the Rio Declaration on Environment and Development proclaims that indigenous
people have a vital role in environmental management.
important of all, the ILO's revised convention on the rights of indigenous and
tribal peoples, Convention No. 169,5
has not been ratified by India, even though it ratified its precursor, C107,
which discussed topics like health, education and land related rights, but
without the assimilation aspect concretely present, because of which it was
Government of India has reiterated that the tribal peoples in India are not
comparable in terms of their problems, interest and rights, to the indigenous
populations of certain other countries.

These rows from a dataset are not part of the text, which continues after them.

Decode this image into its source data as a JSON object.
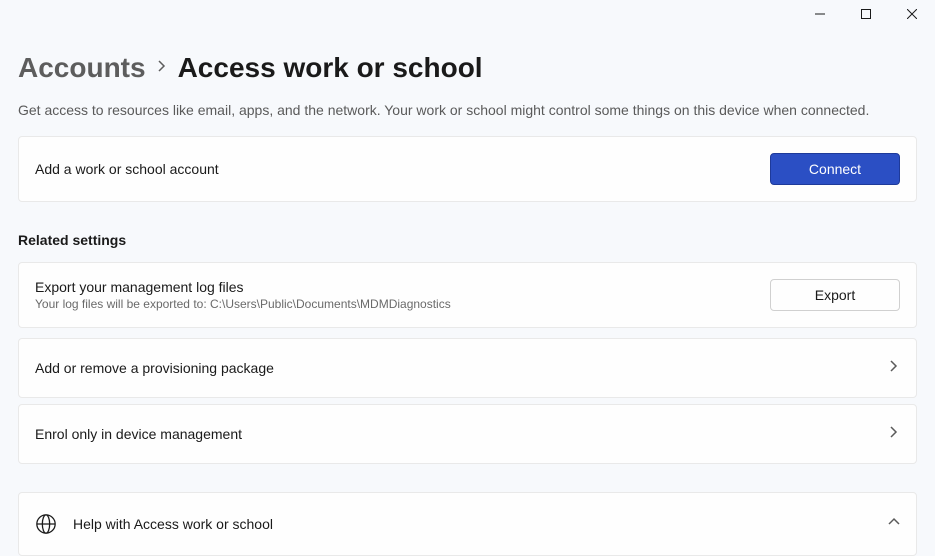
{
  "breadcrumb": {
    "parent": "Accounts",
    "current": "Access work or school"
  },
  "subtitle": "Get access to resources like email, apps, and the network. Your work or school might control some things on this device when connected.",
  "add_account": {
    "label": "Add a work or school account",
    "button": "Connect"
  },
  "related": {
    "heading": "Related settings",
    "export": {
      "title": "Export your management log files",
      "subtitle": "Your log files will be exported to: C:\\Users\\Public\\Documents\\MDMDiagnostics",
      "button": "Export"
    },
    "provisioning": "Add or remove a provisioning package",
    "enrol": "Enrol only in device management"
  },
  "help": {
    "label": "Help with Access work or school"
  }
}
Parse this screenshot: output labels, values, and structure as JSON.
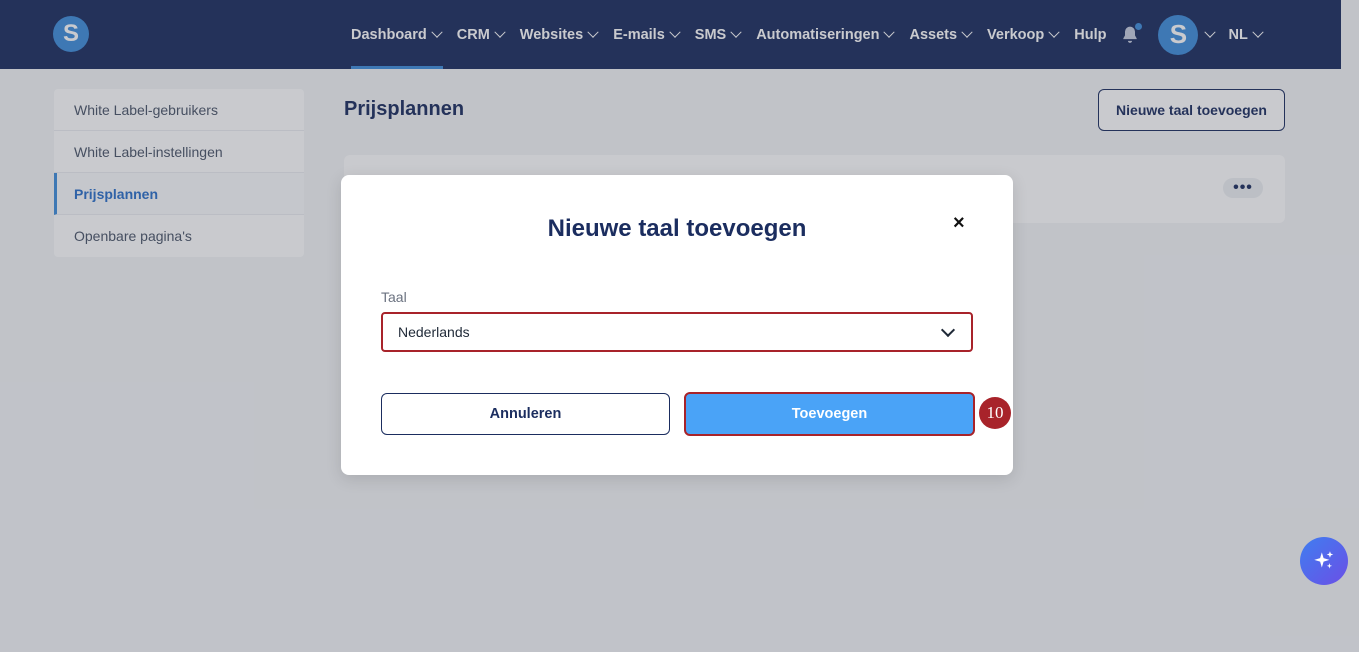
{
  "nav": {
    "logo_letter": "S",
    "items": [
      {
        "label": "Dashboard",
        "active": true
      },
      {
        "label": "CRM"
      },
      {
        "label": "Websites"
      },
      {
        "label": "E-mails"
      },
      {
        "label": "SMS"
      },
      {
        "label": "Automatiseringen"
      },
      {
        "label": "Assets"
      },
      {
        "label": "Verkoop"
      }
    ],
    "help_label": "Hulp",
    "avatar_letter": "S",
    "language": "NL"
  },
  "sidebar": {
    "items": [
      {
        "label": "White Label-gebruikers"
      },
      {
        "label": "White Label-instellingen"
      },
      {
        "label": "Prijsplannen",
        "active": true
      },
      {
        "label": "Openbare pagina's"
      }
    ]
  },
  "main": {
    "title": "Prijsplannen",
    "new_language_button": "Nieuwe taal toevoegen",
    "more_label": "•••"
  },
  "modal": {
    "title": "Nieuwe taal toevoegen",
    "close_label": "×",
    "field_label": "Taal",
    "selected_language": "Nederlands",
    "cancel_label": "Annuleren",
    "add_label": "Toevoegen"
  },
  "annotation": {
    "step_number": "10"
  },
  "colors": {
    "nav_bg": "#1b2d5f",
    "accent": "#3f8edb",
    "primary_button": "#4aa3f7",
    "highlight": "#a8232a"
  }
}
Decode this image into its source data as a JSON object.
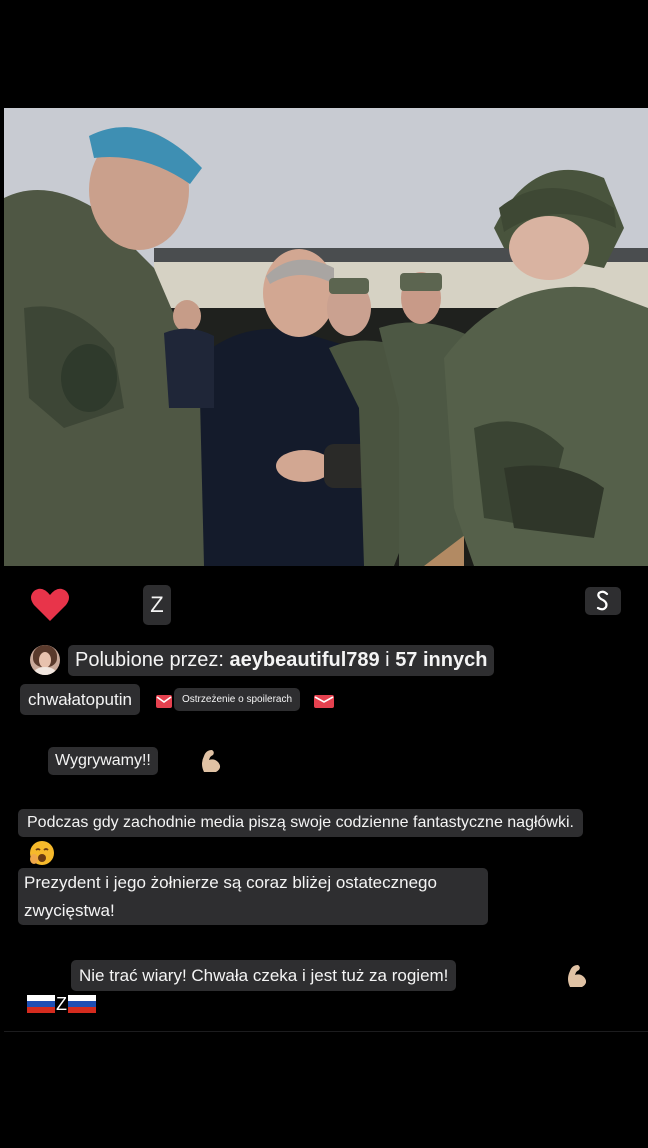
{
  "post": {
    "caption_tag": "Z",
    "likes": {
      "prefix": "Polubione przez: ",
      "user": "aeybeautiful789",
      "conjunction": " i ",
      "others": "57 innych"
    },
    "author": "chwałatoputin",
    "spoiler_label": "Ostrzeżenie o spoilerach",
    "lines": [
      "Wygrywamy!!",
      "Podczas gdy zachodnie media piszą swoje codzienne fantastyczne nagłówki.",
      "Prezydent i jego żołnierze są coraz bliżej ostatecznego",
      "zwycięstwa!",
      "Nie trać wiary! Chwała czeka i jest tuż za rogiem!"
    ],
    "flag_tag": "Z"
  },
  "colors": {
    "heart": "#e8344a",
    "chip_bg": "#2e2e30",
    "background": "#000000"
  },
  "icons": [
    "heart-icon",
    "save-icon",
    "muscle-emoji",
    "yawn-emoji",
    "mail-emoji",
    "russia-flag"
  ]
}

For this reason, attempts to set
international standards on some of the complex and sensitive issues involved
might prove counterproductive (ILO 1989).
contention is on the issue of land rights: that the Committee should carefully
consider the impact that the use of 'peoples' could have in countries beset
with the problems of integration.
since only a handful countries have ratified the revised convention, the ILO
should facilitate more discourse for more countries to join.
1. PIB release dated 25
October 2015 16:30 IST
2. Samsher Singh v.
State of Punjab, (1974) 2 SCC 831: AIR 1974 SC 2192
3. He is a
Chhattisgarh-based tribal rights activist.
4. Tribes Advisory
Council consisting of not more than twenty members of whom, as nearly as may
be, three-fourths shall be the representatives of the Scheduled Tribes in the
Legislative Assembly of the State.
5. Adopted on June 27,
Jitendra. 'Fifth Schedule and the fate of scheduled areas' (https://www.downtoearth.org.in/blog/governance/fifth-schedule-and-the-fate-of-scheduled-areas-49454).
7 July 2015 (accessed on 29 Decemeber 2019)
of Tribal Affairs. (2017-18). Annual Report. Delhi: Ministry of Tribal
D.P. 'How Tribal Advisory Council decisions in Andhra Pradesh were disregarded
under political pressure' (https://counterview.org/2017/10/10/how-tribal-advisory-council-decisions-in-andhra-pradesh-were-disregarded-under-political-pressure/).
10 october 2017 (accessed on 29 December 2019)
(1989). ILO Conference (pp. Appendix 25, 25/3). ILO.
B. 'A lame duck Schedule of the Constitution' (https://www.downtoearth.org.in/news/a--lame-duck-schedule-of-the-constitution--46191).
5 July 2015 (accessed on 30 December 2019)
B. 2019. The Fifth Schedule of the Constitution-A Critique. Economic and
Political Weekly, Vol. 54, Issue No. 4, 125.
N. 'Fifth Schedule-A Critique' (https://www.deccanherald.com/content/651307/fifth-schedule-critique.html).
1 January 2018 (accessed on 30 December 2019)